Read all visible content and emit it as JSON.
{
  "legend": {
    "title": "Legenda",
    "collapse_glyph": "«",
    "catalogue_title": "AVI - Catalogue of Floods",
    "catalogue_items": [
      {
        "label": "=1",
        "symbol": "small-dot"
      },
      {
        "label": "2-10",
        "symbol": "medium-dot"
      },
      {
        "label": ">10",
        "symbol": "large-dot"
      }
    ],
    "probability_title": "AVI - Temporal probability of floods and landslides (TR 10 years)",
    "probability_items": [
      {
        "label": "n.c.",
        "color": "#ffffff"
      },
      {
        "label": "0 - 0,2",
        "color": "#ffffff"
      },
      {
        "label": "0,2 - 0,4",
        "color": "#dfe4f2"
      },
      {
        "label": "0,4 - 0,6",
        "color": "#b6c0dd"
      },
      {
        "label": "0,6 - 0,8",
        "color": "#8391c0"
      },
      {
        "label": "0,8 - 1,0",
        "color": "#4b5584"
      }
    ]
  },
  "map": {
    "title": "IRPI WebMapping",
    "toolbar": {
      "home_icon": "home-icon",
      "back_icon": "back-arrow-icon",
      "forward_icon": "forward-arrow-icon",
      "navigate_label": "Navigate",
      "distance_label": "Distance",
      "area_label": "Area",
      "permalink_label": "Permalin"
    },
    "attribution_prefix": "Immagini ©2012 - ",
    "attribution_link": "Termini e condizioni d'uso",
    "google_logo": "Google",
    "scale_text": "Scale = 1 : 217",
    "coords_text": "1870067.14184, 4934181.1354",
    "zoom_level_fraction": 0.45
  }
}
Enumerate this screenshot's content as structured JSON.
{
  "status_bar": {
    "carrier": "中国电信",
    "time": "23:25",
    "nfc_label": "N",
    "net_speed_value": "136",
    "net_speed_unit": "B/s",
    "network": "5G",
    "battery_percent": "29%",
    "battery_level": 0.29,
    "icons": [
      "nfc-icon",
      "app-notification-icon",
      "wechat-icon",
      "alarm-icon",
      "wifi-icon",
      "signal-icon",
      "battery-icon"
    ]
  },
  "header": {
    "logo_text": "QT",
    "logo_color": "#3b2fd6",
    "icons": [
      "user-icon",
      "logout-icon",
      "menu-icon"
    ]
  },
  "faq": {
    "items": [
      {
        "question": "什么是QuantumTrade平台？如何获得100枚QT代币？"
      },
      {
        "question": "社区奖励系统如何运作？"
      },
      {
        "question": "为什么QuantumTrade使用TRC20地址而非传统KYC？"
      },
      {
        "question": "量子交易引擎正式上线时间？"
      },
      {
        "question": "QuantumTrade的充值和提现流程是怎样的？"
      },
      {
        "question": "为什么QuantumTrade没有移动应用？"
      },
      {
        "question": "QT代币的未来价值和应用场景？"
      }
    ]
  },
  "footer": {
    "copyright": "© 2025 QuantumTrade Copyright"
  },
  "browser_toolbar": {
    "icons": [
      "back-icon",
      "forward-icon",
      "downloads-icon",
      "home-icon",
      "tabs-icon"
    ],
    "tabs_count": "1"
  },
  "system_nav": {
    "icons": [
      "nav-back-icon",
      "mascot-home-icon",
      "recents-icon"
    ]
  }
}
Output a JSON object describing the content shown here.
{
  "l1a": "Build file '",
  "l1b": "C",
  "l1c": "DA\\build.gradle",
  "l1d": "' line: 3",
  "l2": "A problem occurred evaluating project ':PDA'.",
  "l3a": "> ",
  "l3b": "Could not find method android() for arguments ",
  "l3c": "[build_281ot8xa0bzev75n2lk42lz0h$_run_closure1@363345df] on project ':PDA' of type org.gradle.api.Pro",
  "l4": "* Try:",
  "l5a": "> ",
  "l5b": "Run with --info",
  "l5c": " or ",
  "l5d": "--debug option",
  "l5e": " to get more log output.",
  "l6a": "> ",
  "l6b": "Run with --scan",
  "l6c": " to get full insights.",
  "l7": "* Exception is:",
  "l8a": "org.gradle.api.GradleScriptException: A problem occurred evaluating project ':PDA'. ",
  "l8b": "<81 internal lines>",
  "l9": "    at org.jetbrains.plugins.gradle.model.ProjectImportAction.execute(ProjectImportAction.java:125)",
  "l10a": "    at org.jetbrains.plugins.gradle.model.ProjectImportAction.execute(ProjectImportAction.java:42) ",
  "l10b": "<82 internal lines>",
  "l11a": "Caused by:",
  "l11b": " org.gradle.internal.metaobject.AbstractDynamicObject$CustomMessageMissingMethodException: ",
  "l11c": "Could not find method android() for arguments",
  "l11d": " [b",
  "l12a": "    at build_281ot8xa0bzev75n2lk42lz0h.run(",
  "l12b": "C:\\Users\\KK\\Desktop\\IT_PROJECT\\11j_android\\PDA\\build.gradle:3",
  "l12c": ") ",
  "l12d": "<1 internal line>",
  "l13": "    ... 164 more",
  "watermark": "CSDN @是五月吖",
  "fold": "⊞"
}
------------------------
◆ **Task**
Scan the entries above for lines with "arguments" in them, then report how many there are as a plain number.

◆ **Solution for this task**
2